“an active ingredient that contains no active moiety
that has been previously approved by [the FDA] in an [NDA] or
has been previously marketed as a drug in the United
States.” See FDA, Drugs@FDA Glossary,
Implied in that classification is the determination that
sodium picosulfate contains an active moiety that had not
previously been approved because magnesium oxide and
anhydrous citric acid contain active moieties that had
already been approved. Throughout the course of this
litigation, the FDA never altered its determination that
sodium picosulfate contains a not previously approved active
months after the Court remanded this matter back to the FDA
for further proceedings consistent with its arbitrary and
capriciousness finding, the FDA changed its mind regarding
the identity of the active moiety in sodium picosulfate. It
now believes, upon “further review, ” that the
active moiety in sodium picosulfate is not picosulfate, but
rather BPHM, an active moiety that is also found in other
previously approved drug products. Ex. B at 2, Pl.'s
Mot., ECF No. 64-3. As such, it concluded that Prepopik was
not entitled to five-year NCE exclusivity. Ex. D at 8-9,
agency's change in position is based in its new chemical
analysis of picosulfate. Following its review of
Ferring's application for five-year NCE exclusivity, it
explained that “[a]t the time the Prepopik application
was submitted, the Agency determined that sodium picosulfate
was [an NME]. It was believed that picosulfate was the active
moiety of the drug substance sodium picosulfate, and that
this active moiety had not been previously approved by

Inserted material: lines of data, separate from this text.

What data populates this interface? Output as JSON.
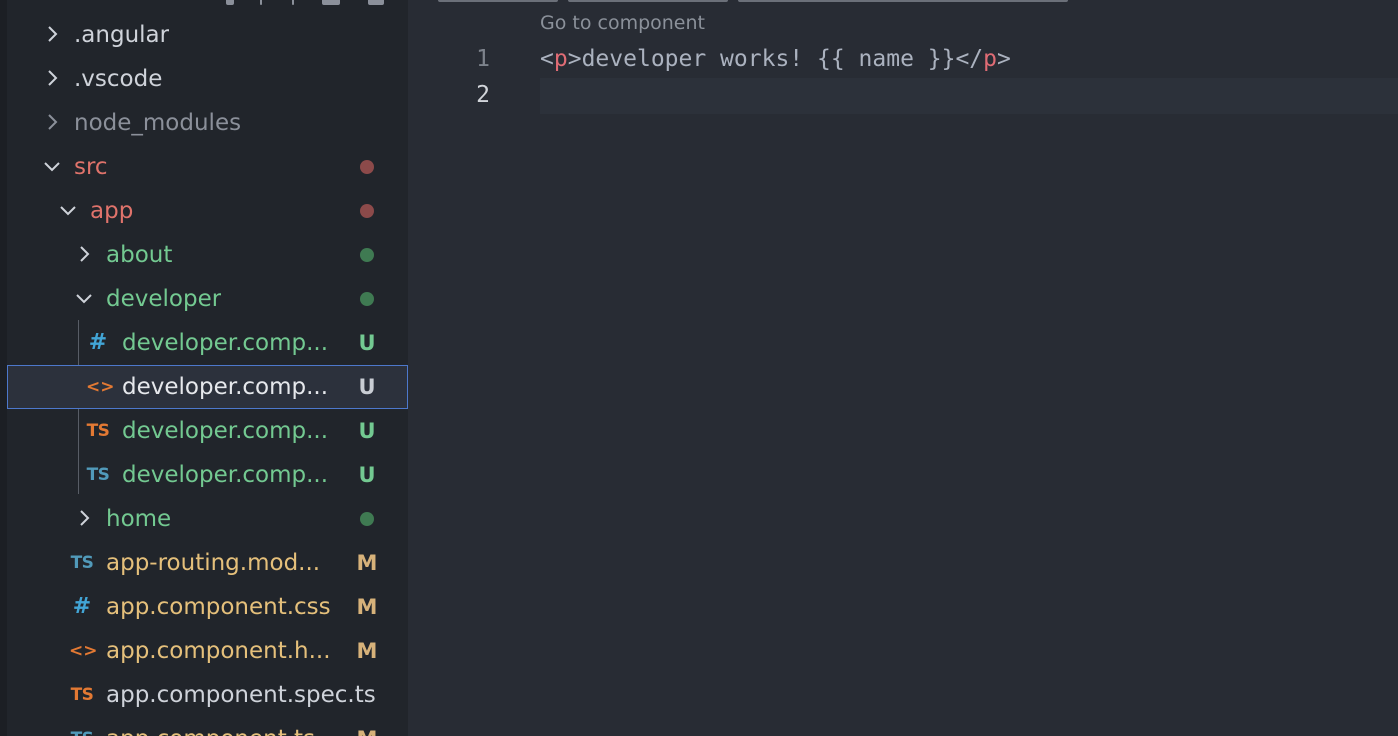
{
  "colors": {
    "folder_default": "#cfd3da",
    "folder_dim": "#8b909a",
    "modified_red": "#e0736b",
    "untracked_green": "#73c991",
    "modified_yellow": "#e5c07b",
    "dot_red": "#8c4a4a",
    "dot_green": "#3f7a52",
    "badge_u": "#73c991",
    "badge_m": "#d7b27a",
    "icon_css": "#42a5d6",
    "icon_html": "#e37933",
    "icon_ts_orange": "#e37933",
    "icon_ts_blue": "#519aba"
  },
  "explorer": {
    "items": [
      {
        "label": ".angular"
      },
      {
        "label": ".vscode"
      },
      {
        "label": "node_modules"
      },
      {
        "label": "src"
      },
      {
        "label": "app"
      },
      {
        "label": "about"
      },
      {
        "label": "developer"
      },
      {
        "label": "developer.comp...",
        "icon": "css-icon",
        "glyph": "#",
        "badge": "U"
      },
      {
        "label": "developer.comp...",
        "icon": "html-icon",
        "glyph": "<>",
        "badge": "U"
      },
      {
        "label": "developer.comp...",
        "icon": "ts-icon",
        "glyph": "TS",
        "badge": "U"
      },
      {
        "label": "developer.comp...",
        "icon": "ts-icon",
        "glyph": "TS",
        "badge": "U"
      },
      {
        "label": "home"
      },
      {
        "label": "app-routing.mod...",
        "icon": "ts-icon",
        "glyph": "TS",
        "badge": "M"
      },
      {
        "label": "app.component.css",
        "icon": "css-icon",
        "glyph": "#",
        "badge": "M"
      },
      {
        "label": "app.component.h...",
        "icon": "html-icon",
        "glyph": "<>",
        "badge": "M"
      },
      {
        "label": "app.component.spec.ts",
        "icon": "ts-icon",
        "glyph": "TS"
      },
      {
        "label": "app.component.ts",
        "icon": "ts-icon",
        "glyph": "TS",
        "badge": "M"
      }
    ]
  },
  "editor": {
    "codelens": "Go to component",
    "lines": [
      {
        "number": "1",
        "open_lt": "<",
        "open_tag": "p",
        "open_gt": ">",
        "text": "developer works! {{ name }}",
        "close_lt": "</",
        "close_tag": "p",
        "close_gt": ">"
      },
      {
        "number": "2"
      }
    ]
  }
}
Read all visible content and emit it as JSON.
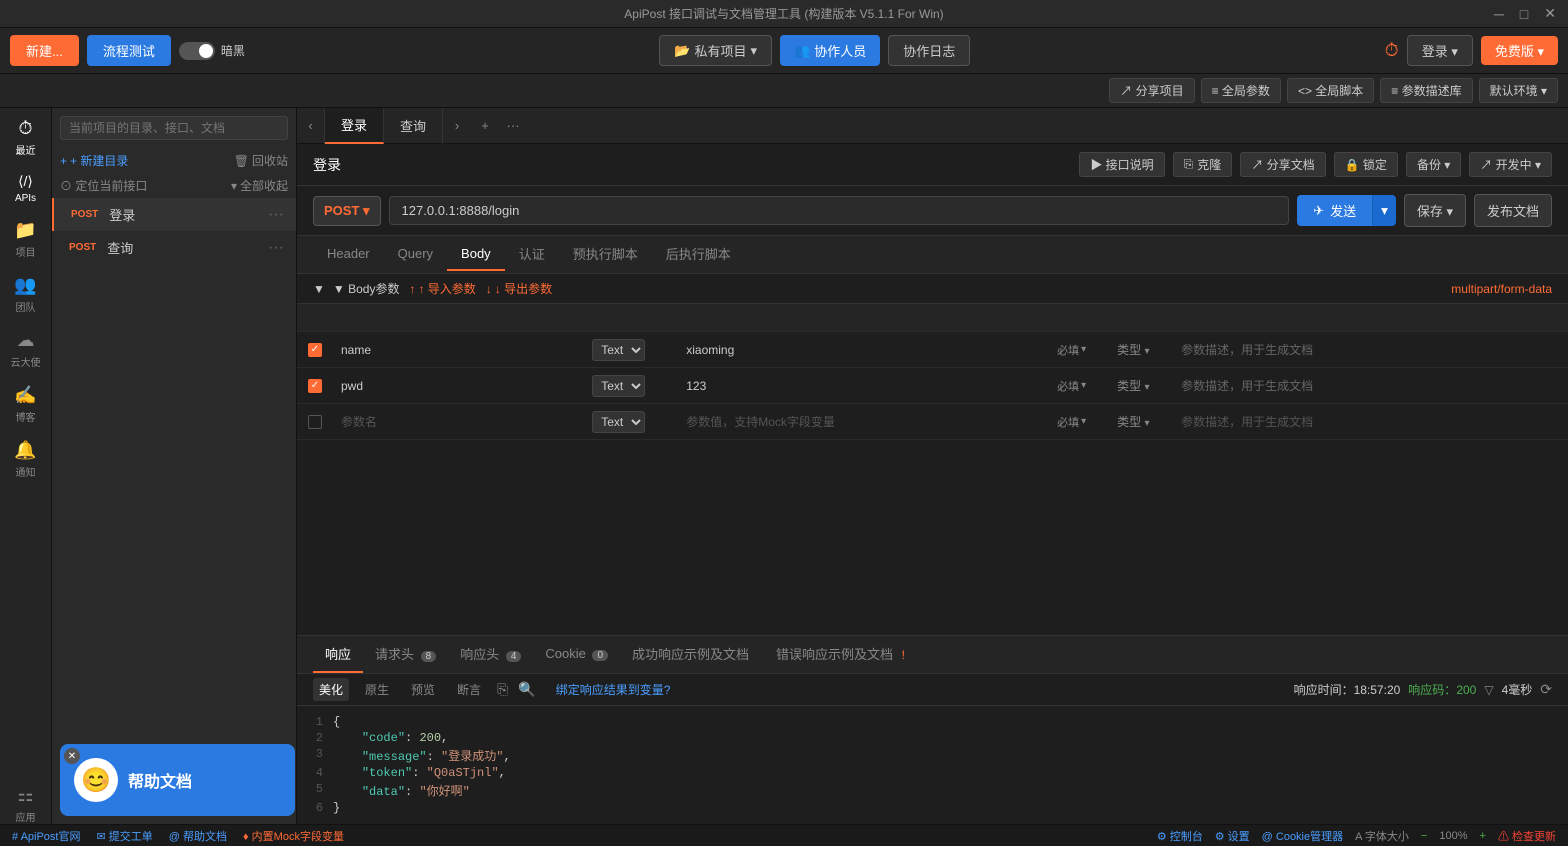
{
  "titlebar": {
    "title": "ApiPost 接口调试与文档管理工具 (构建版本 V5.1.1 For Win)",
    "min": "─",
    "max": "□",
    "close": "✕"
  },
  "toolbar": {
    "new_label": "新建...",
    "flow_label": "流程测试",
    "dark_label": "暗黑",
    "private_label": "私有项目",
    "collab_label": "协作人员",
    "log_label": "协作日志",
    "login_label": "登录 ▾",
    "free_label": "免费版 ▾"
  },
  "project_toolbar": {
    "share_label": "↗ 分享项目",
    "global_param_label": "≡ 全局参数",
    "global_script_label": "<> 全局脚本",
    "param_db_label": "≡ 参数描述库",
    "env_label": "默认环境 ▾"
  },
  "sidebar": {
    "search_placeholder": "当前项目的目录、接口、文档",
    "new_dir_label": "+ 新建目录",
    "recycle_label": "回收站",
    "locate_label": "⊙ 定位当前接口",
    "collapse_label": "全部收起",
    "items": [
      {
        "method": "POST",
        "name": "登录",
        "active": true
      },
      {
        "method": "POST",
        "name": "查询",
        "active": false
      }
    ]
  },
  "sidebar_icons": [
    {
      "name": "recent-icon",
      "label": "最近",
      "icon": "⏱"
    },
    {
      "name": "api-icon",
      "label": "APIs",
      "icon": "⟨/⟩"
    },
    {
      "name": "project-icon",
      "label": "项目",
      "icon": "📁"
    },
    {
      "name": "team-icon",
      "label": "团队",
      "icon": "👥"
    },
    {
      "name": "cloud-icon",
      "label": "云大使",
      "icon": "☁"
    },
    {
      "name": "blog-icon",
      "label": "博客",
      "icon": "✍"
    },
    {
      "name": "notify-icon",
      "label": "通知",
      "icon": "🔔"
    },
    {
      "name": "apps-icon",
      "label": "应用",
      "icon": "⚏"
    }
  ],
  "tabs": [
    {
      "label": "登录",
      "active": true
    },
    {
      "label": "查询",
      "active": false
    }
  ],
  "interface": {
    "title": "登录",
    "doc_label": "▶ 接口说明",
    "clone_label": "克隆",
    "share_label": "↗ 分享文档",
    "lock_label": "🔒 锁定",
    "backup_label": "备份 ▾",
    "dev_label": "↗ 开发中 ▾"
  },
  "url_bar": {
    "method": "POST ▾",
    "url": "127.0.0.1:8888/login",
    "send_label": "✈ 发送",
    "save_label": "保存",
    "publish_label": "发布文档"
  },
  "request_tabs": [
    "Header",
    "Query",
    "Body",
    "认证",
    "预执行脚本",
    "后执行脚本"
  ],
  "body_section": {
    "label": "▼ Body参数",
    "import_label": "↑ 导入参数",
    "export_label": "↓ 导出参数",
    "form_type": "multipart/form-data",
    "params": [
      {
        "checked": true,
        "name": "name",
        "type": "Text",
        "value": "xiaoming",
        "required": "必填",
        "type_label": "类型",
        "desc": "参数描述，用于生成文档"
      },
      {
        "checked": true,
        "name": "pwd",
        "type": "Text",
        "value": "123",
        "required": "必填",
        "type_label": "类型",
        "desc": "参数描述，用于生成文档"
      },
      {
        "checked": false,
        "name": "",
        "type": "Text",
        "value": "",
        "required": "必填",
        "type_label": "类型",
        "desc": "参数描述，用于生成文档",
        "name_placeholder": "参数名",
        "value_placeholder": "参数值，支持Mock字段变量"
      }
    ]
  },
  "response_tabs": [
    {
      "label": "响应",
      "active": true
    },
    {
      "label": "请求头",
      "count": "8"
    },
    {
      "label": "响应头",
      "count": "4"
    },
    {
      "label": "Cookie",
      "count": "0"
    },
    {
      "label": "成功响应示例及文档",
      "dot": "green"
    },
    {
      "label": "错误响应示例及文档",
      "dot": "red"
    }
  ],
  "response_toolbar": {
    "beautify_label": "美化",
    "raw_label": "原生",
    "preview_label": "预览",
    "断言_label": "断言",
    "bind_label": "绑定响应结果到变量?",
    "time_label": "响应时间：18:57:20",
    "code_label": "响应码：200",
    "size_label": "4毫秒"
  },
  "response_code": [
    {
      "num": 1,
      "content": "{"
    },
    {
      "num": 2,
      "content": "    \"code\": 200,"
    },
    {
      "num": 3,
      "content": "    \"message\": \"登录成功\","
    },
    {
      "num": 4,
      "content": "    \"token\": \"Q0aSTjnl\","
    },
    {
      "num": 5,
      "content": "    \"data\": \"你好啊\""
    },
    {
      "num": 6,
      "content": "}"
    }
  ],
  "status_bar": {
    "website_label": "# ApiPost官网",
    "feedback_label": "✉ 提交工单",
    "help_label": "@ 帮助文档",
    "mock_label": "♦ 内置Mock字段变量",
    "console_label": "⚙ 控制台",
    "settings_label": "⚙ 设置",
    "cookie_label": "@ Cookie管理器",
    "font_label": "A 字体大小",
    "zoom_label": "100%",
    "update_label": "⚠ 检查更新"
  },
  "help_widget": {
    "close_label": "关闭",
    "text": "帮助文档"
  }
}
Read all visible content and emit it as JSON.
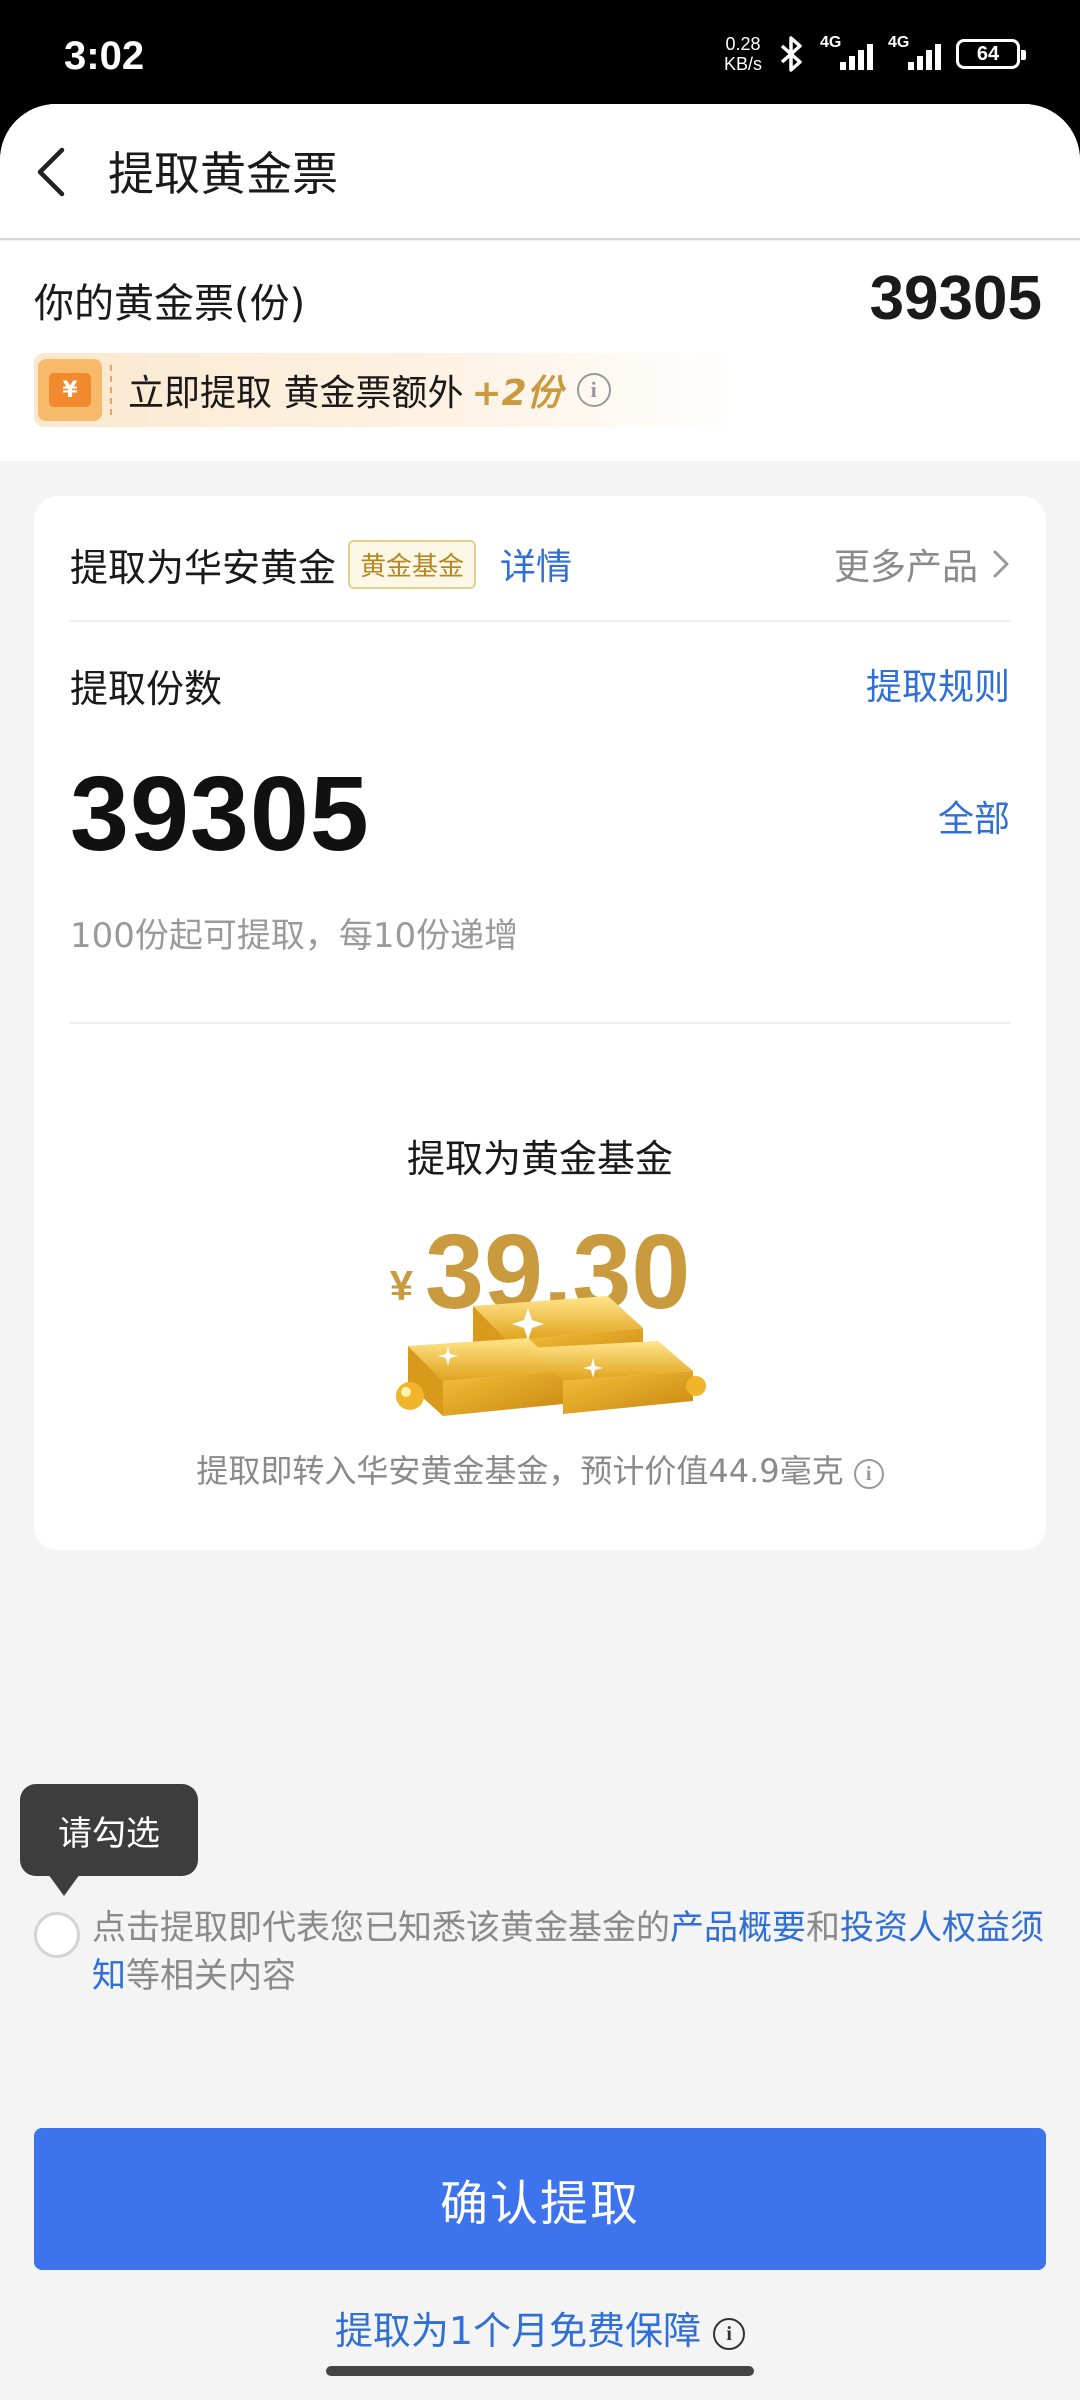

FDA.” Id. at 7.
agency has given no indication of why this determination was
made. It admits that “[i]t is not clear from the
administrative record how the Agency determined that sodium
picosulfate was considered to be an NME, as no documentation
of a structural analysis of this active ingredient has been
found.” Id. The agency continues that at the time
of its approval of Prepopik's NDA and its initial denial
of the application of five-year NCE exclusivity, “there
was no need to closely examine the structure of picosulfate
to more thoroughly assess the assumption that it did not
contain a previously approved active moiety, ” because,
using the agency's interpretation of ...